— WHAT IS BEING ASKED —
Would you please copy every line below that includes the string "JSON"?

(Data about app and page elements)
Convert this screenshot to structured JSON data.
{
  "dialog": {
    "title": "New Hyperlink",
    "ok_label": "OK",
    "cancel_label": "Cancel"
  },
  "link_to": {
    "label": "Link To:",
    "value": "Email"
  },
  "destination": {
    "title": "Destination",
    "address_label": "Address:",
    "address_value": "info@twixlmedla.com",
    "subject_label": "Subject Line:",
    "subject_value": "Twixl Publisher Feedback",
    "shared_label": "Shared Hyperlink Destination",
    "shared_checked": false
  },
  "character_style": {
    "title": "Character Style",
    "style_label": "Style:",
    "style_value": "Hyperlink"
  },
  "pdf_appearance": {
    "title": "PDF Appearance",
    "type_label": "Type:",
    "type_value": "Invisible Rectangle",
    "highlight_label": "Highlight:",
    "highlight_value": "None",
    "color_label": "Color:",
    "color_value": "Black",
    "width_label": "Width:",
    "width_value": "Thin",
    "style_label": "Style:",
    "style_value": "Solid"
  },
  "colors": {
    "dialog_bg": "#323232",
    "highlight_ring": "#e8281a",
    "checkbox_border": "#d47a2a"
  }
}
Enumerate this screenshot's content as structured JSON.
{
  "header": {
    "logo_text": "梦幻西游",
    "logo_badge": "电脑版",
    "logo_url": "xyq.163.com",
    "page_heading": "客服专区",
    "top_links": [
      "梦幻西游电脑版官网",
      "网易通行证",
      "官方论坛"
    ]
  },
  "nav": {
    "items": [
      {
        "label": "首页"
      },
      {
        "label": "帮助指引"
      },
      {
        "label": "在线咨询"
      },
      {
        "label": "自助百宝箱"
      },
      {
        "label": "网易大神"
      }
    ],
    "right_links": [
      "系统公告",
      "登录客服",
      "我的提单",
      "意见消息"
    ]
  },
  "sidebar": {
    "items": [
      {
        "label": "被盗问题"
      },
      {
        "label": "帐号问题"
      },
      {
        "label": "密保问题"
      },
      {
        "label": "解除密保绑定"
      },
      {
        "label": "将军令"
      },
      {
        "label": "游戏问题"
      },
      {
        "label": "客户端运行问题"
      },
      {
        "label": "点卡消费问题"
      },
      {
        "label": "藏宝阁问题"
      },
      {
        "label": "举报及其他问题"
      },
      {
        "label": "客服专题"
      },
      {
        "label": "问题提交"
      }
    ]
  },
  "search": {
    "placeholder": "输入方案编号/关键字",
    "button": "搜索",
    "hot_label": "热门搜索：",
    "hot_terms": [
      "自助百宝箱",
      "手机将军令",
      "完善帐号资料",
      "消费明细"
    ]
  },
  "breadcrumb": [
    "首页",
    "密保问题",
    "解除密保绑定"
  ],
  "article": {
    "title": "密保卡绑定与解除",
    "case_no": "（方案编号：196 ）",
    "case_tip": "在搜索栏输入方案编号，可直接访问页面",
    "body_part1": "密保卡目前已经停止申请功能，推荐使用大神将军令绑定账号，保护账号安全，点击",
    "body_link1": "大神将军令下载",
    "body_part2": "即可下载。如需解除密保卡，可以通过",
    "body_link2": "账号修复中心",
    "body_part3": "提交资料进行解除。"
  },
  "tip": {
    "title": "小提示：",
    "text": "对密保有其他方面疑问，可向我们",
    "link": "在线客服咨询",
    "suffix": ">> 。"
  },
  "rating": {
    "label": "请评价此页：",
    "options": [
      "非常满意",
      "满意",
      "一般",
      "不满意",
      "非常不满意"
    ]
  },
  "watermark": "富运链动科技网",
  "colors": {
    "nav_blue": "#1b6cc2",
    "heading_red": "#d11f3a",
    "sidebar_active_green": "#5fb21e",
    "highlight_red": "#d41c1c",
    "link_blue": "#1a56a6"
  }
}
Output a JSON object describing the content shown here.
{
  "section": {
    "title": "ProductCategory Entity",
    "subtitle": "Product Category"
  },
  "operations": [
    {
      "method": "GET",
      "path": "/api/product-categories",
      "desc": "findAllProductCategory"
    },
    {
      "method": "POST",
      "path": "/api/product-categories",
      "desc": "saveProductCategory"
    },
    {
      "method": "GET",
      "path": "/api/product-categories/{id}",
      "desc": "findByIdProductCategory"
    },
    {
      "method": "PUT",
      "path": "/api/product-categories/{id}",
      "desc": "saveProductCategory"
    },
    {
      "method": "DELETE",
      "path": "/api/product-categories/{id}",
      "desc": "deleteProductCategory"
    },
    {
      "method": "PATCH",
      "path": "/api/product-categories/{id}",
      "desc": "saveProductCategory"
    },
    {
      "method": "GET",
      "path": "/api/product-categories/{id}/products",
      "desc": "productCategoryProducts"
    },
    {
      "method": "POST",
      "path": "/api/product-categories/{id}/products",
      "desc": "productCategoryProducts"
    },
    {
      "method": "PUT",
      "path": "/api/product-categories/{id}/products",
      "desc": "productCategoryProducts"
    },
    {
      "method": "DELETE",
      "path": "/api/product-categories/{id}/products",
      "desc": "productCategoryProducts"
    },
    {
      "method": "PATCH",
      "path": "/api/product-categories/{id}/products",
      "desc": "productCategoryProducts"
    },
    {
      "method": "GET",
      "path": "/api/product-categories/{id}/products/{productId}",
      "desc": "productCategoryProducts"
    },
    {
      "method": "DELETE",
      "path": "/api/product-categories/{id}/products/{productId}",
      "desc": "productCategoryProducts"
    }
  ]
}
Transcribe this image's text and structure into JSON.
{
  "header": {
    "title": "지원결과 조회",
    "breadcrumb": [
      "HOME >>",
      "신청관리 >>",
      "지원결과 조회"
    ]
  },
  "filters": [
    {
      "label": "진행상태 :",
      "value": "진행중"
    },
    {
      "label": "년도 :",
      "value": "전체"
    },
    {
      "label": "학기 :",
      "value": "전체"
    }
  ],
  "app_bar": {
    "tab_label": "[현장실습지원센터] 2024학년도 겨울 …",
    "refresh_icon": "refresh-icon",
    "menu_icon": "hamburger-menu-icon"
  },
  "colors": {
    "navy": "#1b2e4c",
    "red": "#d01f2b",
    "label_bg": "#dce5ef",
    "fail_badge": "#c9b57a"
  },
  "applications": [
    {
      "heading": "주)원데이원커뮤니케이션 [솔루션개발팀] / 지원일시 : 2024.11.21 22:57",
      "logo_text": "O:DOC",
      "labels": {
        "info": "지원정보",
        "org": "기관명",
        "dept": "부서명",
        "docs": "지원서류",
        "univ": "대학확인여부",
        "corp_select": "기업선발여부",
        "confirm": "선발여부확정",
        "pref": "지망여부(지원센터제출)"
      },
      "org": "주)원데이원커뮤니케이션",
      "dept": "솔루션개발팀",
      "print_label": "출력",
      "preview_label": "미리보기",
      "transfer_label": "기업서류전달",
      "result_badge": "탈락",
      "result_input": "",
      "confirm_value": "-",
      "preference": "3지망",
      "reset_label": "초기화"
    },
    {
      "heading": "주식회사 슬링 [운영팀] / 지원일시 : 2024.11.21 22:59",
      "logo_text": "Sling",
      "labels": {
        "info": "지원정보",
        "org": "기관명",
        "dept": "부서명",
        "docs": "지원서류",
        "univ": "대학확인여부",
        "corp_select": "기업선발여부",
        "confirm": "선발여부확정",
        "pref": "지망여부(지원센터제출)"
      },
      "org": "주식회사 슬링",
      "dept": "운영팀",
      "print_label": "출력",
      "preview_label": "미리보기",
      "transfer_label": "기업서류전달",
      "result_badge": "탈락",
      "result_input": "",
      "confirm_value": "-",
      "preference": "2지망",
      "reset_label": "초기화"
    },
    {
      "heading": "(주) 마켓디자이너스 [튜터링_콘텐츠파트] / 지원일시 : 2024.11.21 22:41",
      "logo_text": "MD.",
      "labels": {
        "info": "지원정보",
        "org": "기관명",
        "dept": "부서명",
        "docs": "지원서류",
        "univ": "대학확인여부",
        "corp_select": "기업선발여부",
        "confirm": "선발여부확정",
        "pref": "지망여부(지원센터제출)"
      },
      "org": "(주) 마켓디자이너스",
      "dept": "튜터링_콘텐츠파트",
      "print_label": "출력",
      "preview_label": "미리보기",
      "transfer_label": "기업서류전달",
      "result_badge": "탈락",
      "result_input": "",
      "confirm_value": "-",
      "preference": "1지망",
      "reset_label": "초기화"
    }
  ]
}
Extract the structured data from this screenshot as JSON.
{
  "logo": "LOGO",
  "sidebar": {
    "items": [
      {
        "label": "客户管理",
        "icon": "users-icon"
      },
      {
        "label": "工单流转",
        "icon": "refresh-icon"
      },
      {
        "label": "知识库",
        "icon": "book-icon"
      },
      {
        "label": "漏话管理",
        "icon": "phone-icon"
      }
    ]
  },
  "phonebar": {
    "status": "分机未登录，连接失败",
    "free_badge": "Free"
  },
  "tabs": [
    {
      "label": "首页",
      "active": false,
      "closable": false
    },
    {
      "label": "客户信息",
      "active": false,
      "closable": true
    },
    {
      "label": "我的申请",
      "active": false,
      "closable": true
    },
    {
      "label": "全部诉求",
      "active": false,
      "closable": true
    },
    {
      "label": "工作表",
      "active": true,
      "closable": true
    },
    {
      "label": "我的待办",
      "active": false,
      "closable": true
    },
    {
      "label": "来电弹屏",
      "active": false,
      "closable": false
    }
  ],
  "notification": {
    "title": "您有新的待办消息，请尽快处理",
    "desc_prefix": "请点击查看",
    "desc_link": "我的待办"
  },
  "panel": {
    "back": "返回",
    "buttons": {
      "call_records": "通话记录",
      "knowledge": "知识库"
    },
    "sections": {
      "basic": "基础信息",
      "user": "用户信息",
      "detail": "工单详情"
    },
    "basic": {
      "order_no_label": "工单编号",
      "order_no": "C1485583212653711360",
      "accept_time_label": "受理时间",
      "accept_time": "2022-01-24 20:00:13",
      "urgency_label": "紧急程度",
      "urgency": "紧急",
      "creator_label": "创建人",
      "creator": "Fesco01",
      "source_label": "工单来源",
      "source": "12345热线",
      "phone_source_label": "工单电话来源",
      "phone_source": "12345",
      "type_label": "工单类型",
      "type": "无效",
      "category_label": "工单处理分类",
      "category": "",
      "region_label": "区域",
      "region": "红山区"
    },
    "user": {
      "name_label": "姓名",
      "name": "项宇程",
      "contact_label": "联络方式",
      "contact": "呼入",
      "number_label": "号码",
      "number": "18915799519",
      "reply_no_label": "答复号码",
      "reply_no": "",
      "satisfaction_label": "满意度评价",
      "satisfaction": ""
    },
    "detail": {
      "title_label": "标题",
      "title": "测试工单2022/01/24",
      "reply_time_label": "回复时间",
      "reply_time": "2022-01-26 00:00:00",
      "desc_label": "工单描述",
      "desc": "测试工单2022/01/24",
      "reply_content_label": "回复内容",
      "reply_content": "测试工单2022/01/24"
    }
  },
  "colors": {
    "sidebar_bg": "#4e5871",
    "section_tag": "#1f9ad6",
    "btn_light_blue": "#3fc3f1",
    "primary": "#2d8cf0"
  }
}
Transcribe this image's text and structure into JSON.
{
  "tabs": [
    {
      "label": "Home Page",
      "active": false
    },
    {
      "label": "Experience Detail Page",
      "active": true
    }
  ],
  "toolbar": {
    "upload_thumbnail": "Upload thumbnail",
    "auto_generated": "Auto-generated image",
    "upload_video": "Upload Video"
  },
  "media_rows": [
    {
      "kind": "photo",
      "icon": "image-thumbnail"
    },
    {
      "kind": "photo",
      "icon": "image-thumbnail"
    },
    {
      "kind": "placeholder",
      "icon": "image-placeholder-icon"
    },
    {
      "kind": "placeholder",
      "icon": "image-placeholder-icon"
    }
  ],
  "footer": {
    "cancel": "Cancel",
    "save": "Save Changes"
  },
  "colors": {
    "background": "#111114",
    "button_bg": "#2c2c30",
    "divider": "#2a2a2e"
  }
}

— ANSWER TO THIS TASK —
Convert this screenshot to structured JSON data.
Enumerate this screenshot's content as structured JSON.
Output a JSON object describing the content shown here.
Transcribe this image's text and structure into JSON.
Extract the structured data from this screenshot as JSON.
Transcribe this image's text and structure into JSON.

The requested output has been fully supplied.